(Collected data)
**********

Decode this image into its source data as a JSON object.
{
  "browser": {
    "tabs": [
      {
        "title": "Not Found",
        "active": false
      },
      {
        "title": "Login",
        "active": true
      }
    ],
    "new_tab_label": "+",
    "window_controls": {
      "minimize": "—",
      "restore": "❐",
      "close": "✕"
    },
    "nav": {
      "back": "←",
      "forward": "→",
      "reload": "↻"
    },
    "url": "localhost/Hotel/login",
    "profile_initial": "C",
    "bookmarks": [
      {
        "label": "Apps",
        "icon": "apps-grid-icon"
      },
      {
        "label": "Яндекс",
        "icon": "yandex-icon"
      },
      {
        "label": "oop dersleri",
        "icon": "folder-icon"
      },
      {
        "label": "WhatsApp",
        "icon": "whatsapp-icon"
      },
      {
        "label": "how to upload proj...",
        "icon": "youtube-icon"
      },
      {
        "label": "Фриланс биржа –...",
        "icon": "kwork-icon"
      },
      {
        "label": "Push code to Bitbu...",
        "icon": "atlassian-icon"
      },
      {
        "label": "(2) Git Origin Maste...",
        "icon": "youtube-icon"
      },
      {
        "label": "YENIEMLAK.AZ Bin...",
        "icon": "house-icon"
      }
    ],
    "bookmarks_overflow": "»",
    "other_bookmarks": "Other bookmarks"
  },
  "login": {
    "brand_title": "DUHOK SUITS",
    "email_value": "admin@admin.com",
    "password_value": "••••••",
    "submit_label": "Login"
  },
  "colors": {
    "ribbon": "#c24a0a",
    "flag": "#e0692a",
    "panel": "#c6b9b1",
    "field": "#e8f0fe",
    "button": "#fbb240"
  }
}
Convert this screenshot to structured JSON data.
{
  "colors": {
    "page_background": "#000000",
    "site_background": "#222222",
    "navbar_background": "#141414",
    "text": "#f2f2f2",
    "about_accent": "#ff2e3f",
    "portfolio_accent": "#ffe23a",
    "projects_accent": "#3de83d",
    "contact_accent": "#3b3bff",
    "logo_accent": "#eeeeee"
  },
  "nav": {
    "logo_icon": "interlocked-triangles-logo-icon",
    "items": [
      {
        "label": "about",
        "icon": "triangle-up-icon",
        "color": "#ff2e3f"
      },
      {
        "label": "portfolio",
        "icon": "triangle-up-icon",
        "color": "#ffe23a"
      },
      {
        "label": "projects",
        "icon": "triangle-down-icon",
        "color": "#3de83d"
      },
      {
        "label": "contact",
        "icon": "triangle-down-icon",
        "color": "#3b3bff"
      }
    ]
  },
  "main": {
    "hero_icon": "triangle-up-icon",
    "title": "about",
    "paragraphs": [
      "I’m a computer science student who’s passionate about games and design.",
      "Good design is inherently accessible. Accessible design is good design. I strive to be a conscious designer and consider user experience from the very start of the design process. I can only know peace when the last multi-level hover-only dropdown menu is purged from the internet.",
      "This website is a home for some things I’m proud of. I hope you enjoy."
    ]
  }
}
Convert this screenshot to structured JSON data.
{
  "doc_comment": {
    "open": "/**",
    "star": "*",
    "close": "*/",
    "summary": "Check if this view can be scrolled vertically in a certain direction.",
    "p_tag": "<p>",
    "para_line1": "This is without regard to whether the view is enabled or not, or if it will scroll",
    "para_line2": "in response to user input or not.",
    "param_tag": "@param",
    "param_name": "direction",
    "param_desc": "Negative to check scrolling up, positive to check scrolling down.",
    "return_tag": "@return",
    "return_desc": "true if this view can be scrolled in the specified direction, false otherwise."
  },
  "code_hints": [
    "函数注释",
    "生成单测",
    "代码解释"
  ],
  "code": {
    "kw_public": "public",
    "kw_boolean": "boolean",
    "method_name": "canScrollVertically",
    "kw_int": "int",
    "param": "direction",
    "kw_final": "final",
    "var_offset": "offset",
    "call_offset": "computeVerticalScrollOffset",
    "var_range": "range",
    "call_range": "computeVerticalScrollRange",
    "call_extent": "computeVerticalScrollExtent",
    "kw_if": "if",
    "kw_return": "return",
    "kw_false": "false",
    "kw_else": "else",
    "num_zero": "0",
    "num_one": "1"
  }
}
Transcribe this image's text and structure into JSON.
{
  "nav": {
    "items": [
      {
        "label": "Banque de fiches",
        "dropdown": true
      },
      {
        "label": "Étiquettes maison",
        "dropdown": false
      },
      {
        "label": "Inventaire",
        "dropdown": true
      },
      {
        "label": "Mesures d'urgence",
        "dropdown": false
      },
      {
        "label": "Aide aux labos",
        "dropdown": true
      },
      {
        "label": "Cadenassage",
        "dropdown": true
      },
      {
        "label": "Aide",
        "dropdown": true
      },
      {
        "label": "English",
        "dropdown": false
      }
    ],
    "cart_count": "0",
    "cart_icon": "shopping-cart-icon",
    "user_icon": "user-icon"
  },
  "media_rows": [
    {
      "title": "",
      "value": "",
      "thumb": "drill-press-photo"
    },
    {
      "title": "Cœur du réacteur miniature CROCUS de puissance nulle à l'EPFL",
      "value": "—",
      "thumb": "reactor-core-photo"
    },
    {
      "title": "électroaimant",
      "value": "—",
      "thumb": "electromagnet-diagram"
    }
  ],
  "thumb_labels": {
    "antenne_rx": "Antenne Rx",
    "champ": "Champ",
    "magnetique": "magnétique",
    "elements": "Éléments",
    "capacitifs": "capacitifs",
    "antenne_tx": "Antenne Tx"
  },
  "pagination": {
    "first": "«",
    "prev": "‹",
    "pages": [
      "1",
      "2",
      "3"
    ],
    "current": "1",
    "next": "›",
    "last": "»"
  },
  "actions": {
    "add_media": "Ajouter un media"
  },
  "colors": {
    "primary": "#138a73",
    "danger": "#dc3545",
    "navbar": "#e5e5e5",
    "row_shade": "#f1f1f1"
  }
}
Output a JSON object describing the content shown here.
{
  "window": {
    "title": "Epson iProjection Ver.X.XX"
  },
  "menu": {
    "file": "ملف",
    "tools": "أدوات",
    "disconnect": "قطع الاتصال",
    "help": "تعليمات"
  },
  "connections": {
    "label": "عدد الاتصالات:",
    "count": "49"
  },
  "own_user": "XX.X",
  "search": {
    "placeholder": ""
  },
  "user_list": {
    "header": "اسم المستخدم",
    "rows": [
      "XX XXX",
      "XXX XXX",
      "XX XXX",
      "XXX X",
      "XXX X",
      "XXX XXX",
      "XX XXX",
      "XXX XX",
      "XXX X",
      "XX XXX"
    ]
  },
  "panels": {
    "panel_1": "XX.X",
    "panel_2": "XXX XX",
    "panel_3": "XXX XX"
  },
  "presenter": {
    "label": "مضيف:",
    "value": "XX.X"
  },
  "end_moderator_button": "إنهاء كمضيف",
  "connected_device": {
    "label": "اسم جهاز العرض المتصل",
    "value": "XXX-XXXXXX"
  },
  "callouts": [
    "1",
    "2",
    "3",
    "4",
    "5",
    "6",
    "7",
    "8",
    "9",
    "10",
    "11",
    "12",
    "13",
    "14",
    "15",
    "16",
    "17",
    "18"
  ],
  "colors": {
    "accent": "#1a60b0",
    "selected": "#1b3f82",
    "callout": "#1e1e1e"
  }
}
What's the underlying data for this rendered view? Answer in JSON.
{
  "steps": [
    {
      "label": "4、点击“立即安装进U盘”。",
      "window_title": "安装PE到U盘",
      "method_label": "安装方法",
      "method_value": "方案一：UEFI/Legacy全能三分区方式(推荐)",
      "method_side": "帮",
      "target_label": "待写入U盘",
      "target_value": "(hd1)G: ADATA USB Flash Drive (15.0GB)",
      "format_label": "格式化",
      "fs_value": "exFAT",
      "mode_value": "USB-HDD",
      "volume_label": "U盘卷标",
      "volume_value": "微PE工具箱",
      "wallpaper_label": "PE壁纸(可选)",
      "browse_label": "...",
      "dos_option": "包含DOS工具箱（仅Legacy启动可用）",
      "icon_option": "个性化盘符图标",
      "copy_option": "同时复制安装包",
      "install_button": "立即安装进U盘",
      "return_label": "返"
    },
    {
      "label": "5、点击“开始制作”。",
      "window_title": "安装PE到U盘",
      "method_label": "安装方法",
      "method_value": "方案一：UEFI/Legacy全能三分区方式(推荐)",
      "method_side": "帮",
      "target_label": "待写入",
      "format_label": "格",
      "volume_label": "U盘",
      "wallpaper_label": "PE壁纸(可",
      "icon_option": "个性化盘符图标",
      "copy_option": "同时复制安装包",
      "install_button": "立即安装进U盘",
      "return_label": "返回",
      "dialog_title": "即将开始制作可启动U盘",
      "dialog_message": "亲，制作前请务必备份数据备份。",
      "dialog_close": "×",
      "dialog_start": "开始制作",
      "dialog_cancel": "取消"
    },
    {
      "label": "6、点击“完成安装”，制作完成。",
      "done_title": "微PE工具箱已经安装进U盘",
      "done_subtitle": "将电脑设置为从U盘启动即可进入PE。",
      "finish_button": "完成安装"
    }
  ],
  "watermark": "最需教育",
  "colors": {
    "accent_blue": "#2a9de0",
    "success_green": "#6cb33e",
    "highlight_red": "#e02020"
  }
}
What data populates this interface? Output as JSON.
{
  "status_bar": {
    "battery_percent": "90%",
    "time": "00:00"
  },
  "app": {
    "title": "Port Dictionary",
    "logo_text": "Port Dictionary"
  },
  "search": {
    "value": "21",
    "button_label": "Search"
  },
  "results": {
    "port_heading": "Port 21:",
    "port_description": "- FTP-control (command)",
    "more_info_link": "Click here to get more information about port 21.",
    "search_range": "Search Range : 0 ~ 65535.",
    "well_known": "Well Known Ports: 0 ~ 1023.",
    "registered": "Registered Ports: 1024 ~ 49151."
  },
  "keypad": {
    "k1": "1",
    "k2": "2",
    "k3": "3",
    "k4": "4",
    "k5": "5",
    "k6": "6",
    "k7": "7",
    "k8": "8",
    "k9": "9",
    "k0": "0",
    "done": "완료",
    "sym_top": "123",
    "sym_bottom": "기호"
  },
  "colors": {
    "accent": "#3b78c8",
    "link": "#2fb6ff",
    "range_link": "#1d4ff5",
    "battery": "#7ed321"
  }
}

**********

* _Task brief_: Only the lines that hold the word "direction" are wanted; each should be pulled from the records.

* _Response to the exercise_:
    "summary": "Check if this view can be scrolled vertically in a certain direction.",
    "param_name": "direction",
    "return_desc": "true if this view can be scrolled in the specified direction, false otherwise."
    "param": "direction",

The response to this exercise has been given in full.